On a recent ride, his owner was forced to slow suddenly, sending Samson off the bow, into the water and under the boat. His owner cut the engine immediately, but the boat continued forward.
As Samson emerged from the water behind the boat, he was immediately pulled out by the scruff. Fortunately, there were no cuts from the propeller and, initially, Samson looked pretty good.
But after a few breaths, he stopped, looked scared, struggled for breath, and collapsed. His tongue was purple, and he seemed barely alive. His owner rushed him in, where the initial suspicion was of a drowning insult. He was intubated and given oxygen, yet showed only slight improvement.
A chest X-ray told us we were wrong about the drowning. He had a fractured rib and a collapsed lung. Although the propeller stopped spinning, the engine still hit his chest with force sufficient to cause severe blunt trauma. Luckily, Samson, too, was successfully treated and is once again a bow ornament in a harbor near you.
I’m not a boater, but my experiences in vet emergency and surgery inform my recommendations about keeping dogs safe on a boat.

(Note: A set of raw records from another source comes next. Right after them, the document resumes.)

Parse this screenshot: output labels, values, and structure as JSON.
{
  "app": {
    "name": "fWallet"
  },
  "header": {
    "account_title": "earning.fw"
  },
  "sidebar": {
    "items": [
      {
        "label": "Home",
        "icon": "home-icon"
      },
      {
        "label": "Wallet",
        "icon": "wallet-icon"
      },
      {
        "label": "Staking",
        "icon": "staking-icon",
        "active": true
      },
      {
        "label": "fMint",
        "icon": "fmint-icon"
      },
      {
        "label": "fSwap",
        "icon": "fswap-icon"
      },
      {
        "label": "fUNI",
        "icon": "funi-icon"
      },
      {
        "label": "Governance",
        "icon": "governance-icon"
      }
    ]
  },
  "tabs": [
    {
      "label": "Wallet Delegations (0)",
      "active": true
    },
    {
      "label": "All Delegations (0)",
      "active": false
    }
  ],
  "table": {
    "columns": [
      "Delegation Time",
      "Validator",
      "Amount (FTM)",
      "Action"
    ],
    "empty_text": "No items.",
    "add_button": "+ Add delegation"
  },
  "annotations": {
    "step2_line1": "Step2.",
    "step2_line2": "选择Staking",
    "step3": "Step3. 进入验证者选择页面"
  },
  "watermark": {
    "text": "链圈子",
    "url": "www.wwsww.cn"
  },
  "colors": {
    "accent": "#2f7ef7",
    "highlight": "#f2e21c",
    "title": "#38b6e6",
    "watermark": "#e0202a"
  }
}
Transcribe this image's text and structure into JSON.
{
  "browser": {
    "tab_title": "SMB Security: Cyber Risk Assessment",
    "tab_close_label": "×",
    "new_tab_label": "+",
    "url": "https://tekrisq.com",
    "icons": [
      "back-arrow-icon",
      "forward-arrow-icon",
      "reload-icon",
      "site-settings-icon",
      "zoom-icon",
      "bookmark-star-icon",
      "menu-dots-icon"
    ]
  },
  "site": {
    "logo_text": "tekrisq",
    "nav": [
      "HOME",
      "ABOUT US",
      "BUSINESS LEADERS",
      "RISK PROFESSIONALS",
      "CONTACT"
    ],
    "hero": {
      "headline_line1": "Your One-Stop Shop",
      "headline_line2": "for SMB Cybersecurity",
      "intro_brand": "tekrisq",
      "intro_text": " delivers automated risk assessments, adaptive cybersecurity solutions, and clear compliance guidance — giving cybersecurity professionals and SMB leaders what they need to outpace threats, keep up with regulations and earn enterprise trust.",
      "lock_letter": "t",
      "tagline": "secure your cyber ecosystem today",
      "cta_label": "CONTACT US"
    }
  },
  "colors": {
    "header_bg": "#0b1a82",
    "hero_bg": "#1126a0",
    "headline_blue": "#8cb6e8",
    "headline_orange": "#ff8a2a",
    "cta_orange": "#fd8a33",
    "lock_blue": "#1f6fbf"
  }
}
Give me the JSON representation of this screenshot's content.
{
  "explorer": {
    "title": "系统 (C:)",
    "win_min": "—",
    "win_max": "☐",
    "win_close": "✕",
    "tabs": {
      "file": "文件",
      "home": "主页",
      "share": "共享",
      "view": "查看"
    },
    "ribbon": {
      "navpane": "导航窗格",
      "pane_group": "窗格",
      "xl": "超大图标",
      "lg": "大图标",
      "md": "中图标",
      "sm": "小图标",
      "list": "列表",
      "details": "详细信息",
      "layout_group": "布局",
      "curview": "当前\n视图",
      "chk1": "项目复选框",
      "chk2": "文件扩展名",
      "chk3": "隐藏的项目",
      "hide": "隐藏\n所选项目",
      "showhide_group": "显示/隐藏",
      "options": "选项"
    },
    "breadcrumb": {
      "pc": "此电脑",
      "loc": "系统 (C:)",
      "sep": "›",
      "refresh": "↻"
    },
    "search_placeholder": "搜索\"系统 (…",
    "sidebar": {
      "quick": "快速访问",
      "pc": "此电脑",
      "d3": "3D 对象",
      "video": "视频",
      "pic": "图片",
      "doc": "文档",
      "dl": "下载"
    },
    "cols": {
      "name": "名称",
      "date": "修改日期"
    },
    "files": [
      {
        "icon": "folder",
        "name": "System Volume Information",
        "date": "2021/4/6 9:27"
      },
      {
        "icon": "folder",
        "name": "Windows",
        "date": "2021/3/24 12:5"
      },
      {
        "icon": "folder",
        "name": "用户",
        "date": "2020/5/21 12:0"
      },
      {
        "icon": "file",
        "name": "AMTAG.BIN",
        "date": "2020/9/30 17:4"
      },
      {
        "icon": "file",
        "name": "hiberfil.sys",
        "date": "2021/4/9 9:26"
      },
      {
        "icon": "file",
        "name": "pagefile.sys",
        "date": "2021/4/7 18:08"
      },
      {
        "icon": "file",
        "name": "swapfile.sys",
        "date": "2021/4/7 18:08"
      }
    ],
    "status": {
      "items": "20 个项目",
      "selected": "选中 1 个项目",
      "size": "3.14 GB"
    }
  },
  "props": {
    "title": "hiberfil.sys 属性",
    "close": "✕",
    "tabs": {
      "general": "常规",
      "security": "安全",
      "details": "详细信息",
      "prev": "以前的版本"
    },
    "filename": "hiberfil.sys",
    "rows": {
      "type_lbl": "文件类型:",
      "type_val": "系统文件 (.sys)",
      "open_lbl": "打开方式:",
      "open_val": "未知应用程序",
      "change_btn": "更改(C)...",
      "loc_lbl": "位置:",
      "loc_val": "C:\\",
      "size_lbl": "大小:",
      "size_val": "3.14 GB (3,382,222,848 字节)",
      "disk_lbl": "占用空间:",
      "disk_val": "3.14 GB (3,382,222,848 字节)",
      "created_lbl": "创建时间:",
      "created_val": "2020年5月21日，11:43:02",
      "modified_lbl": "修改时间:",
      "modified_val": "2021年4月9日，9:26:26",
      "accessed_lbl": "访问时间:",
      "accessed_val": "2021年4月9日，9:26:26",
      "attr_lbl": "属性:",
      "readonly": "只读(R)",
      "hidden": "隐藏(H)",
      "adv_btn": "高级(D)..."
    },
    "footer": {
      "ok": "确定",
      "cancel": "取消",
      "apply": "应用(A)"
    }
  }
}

I have seen dogs with salt water intoxication, dehydration, sunburn and heat stroke in addition to traumatic injuries like the ones described here.
A life jacket for a dog is really a good idea. If they go over, especially in rough water, even strong swimmers can drown. It’s also a useful handle to pull them back into the boat.
Pay attention to where your dog is, especially when changing speed and direction, and provide proper restraint.
When the dog is in the water, cut the engine off. Keeping a leash attached, especially one that floats, can provide a lifeline if they go overboard, and a restraint when docking, changing speed or turning.
Keep plenty of fresh water available and provide a place for them to relieve themselves.
Remember, the sun can overheat them and burn their skin. So provide plenty of shade, and consider a dog-safe sunscreen. These are generally pet-specific brands, or human products made for babies, which contain neither zinc nor para-amino benzoic acid (PABA). This is especially true for thin-haired or light-skinned dogs.
Dogs are great boating companions, but keeping them safe depends entirely upon you.
Dr. Henri Bianucci and Dr. Perry Jameson are with Veterinary Specialty Care LLC. Send questions to email@example.com.